Problem Formulation and Solution Overview
Virtual Environments are best used when a coder or several coders work together to develop medium to large-scale applications. The best approach is to keep this code and associated libraries and dependencies separate. This is where a Virtual Environment comes in!
Setting up the Environment
Open the Visual Studio Code Editor and create a new folder that will house the Python script to be worked on.
Create a blank script file called
sales.py and place this file into this directory.
From the View menu, select Command Pallette or press
CTRL+SHIFT+P on the keyboard for the same result.
The above action displays a dropdown box. Start typing the word Python: Create Environment, or if visible, click to select this option.
The above action displays another dropdown box. For this article, the first option was selected (
The above action displays another dropdown box. For this article, the second option was selected (
Python 3.11.0 64-bit).
The above action starts the installation of the Virtual Environment. Wait for this process to complete.
Once the Virtual Environment is installed, the following occurs:
- A message in the status bar indicates the name of the Virtual Environment (
- A new folder called
Next, locate and open the
activate.bat from the
.venv\Scripts folder. From the Main Menu, Click
Run → Start Debugging or press
F5 on the keyboard.
If successful, the command prompt changes similar to below.
You are now officially working in a Virtual Environment.
💡Note: If an error is generated when running this
.bat file, you may need to install an extension that reads Batch files. For this article, Batch Runner was installed.
Install Required Library
For this article, our
sales.py file reads in the
sales.csv file. This means that the
pandas library will need to be installed. To perform this task, navigate to the terminal window and run the following code.
pip install pandas
If successful, the
pandas library is now installed in the Virtual Environment and if we run

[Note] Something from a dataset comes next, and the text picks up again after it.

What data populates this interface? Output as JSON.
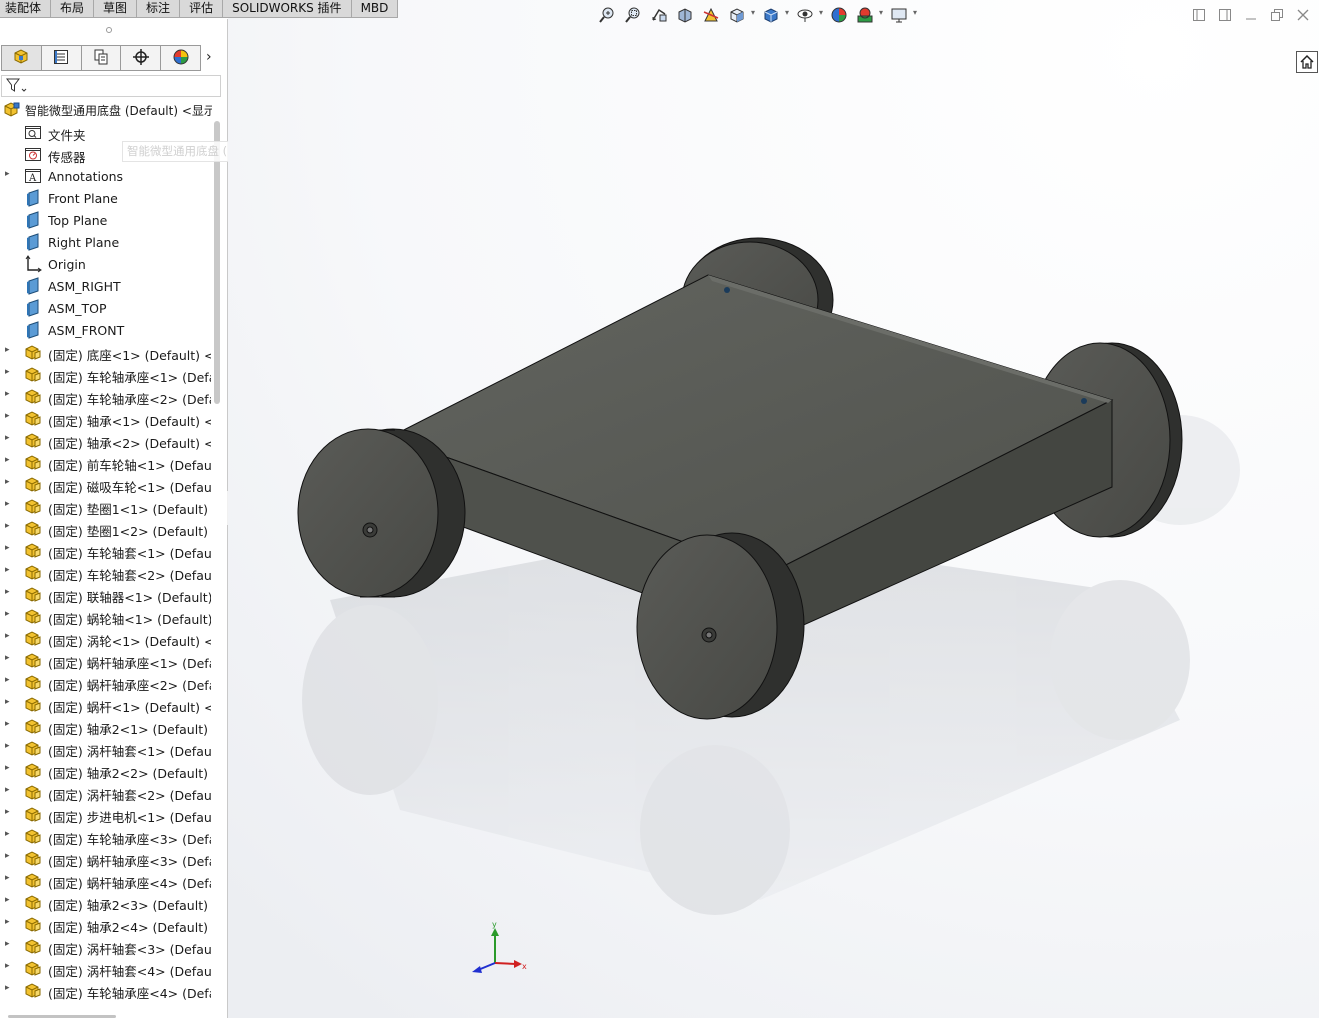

sales.py there should be no errors.
💡 Note: Install any other required libraries the same way.
Generate a Requirements File
A Requirements File can be created at any time during the development cycle. This file is a checklist for the Python application in question. It lists all libraries and associated versions used in the app.
To generate a
requirements.txt file, navigate to the terminal and run the following code:
pip freeze > requirements.txt
This action generates the above-noted file and places it into, for this example, the
SALES_APP folder. Open this file and scroll down to see the
pandas library listed, including the version number. This is handy when deploying to another Virtual Environment to ensure the correct library versions are installed.
Deactivating the Virtual Environment
To deactivate the Virtual Environment, click the (
.venv:env) link in the bottom-right of the IDE. This action displays the Interpreter dropdown box. Select
Python 3.11.0 64-bit or any other option that does not contain the
If successful, the status bar no longer has the (.venv:env) link, and the prompt no longer contains that as well.
While still in the Virtual Environment, another option is to navigate to the Scripts folder, open and run
This article showed you how to setup, activate, and de-activate a Virtual Environment in the VS Code IDE.
At university, I found my love of writing and coding. Both of which I was able to use in my career.
During the past 15 years, I have held a number of positions such as:
In-house Corporate Technical Writer for various software programs such as Navision and Microsoft CRM
Corporate Trainer (staff of 30+)
Implementation Specialist for Navision and Microsoft CRM
Senior PHP Coder